This post was written by Jo and I hope you’ll enjoy it!
I have always said that I am a Marketer by Trade and a writer by nature. I have always dabbled here and there along the way but being a writer for me is not an option but rather an inherent part of who I am.
– Jo Whitehead
One of the things that all parents have in common is that we want the best for our children and for them to grow into responsible, confident adults, but unfortunately don’t always know quite where to start. Responsibility is a life skill and not necessarily a personality trait. It is something that can be taught. Something that can be instilled – but it’s our job to teach it to them.
It would be unfair of us one day to expect our teenage child to behave responsibly if he or she was never taught the basics and given the opportunity to put it into practice. The trick is to start early and as they grow older to increase the level of responsibility accordingly. A good age to start is when your child is a toddler.
As long as there is housework to be done, there are plenty of teaching opportunities available. Make housework a team effort and make it fun. Yes, the chores may take longer, but not only will you land up with a clean house, but children who realise and understand that they are part of a unit and need to pull their weight too.
If you want your children to act responsibly you need to act responsibly too so that they are able to model your behaviour. For example, once you have finished eating dinner, insist that each family member takes their plate through to the kitchen and places it in the sink or the dishwasher. Make sure your child sees you placing your soiled clothing in the laundry hamper and help him or her to do the same.
Reflect on your behaviour and see if there’s anything that needs changing. If you are the type that enjoys being at the mall shopping, at the bowling alley or batting cages playing, or any other place for hours on end, don’t force your child to stay with you while you ‘unwind’, but rather spend some time with them and once they’ve gone to bed you can shop or play games online.
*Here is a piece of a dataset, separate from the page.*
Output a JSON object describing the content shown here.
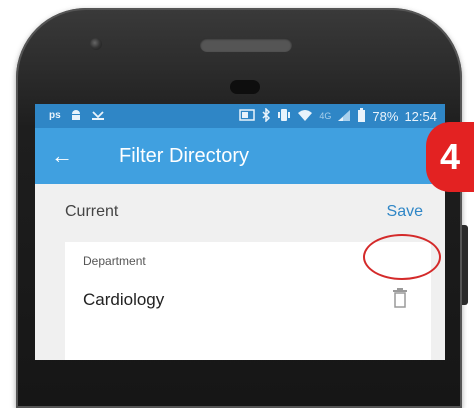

There are many apps available for shopping and several for playing games. Or perhaps you have the opposite problem. Perhaps you spend plenty of time online shopping and keeping up to date with social media on your mobile phone? Schedule a time each day when the children are at school or having a nap to check your newsfeed and not while you should be spending time with them. Your children need to realize that they are important and that you take your responsibility as a parent seriously.
And finally, remember to praise your children for acting responsibly. Children thrive on praise and when you praise them, suddenly chores don’t feel so much like work. A positive attitude goes a long way.
Visit TheHappyHousewife.com to get a printable list of age-appropriate chores for children.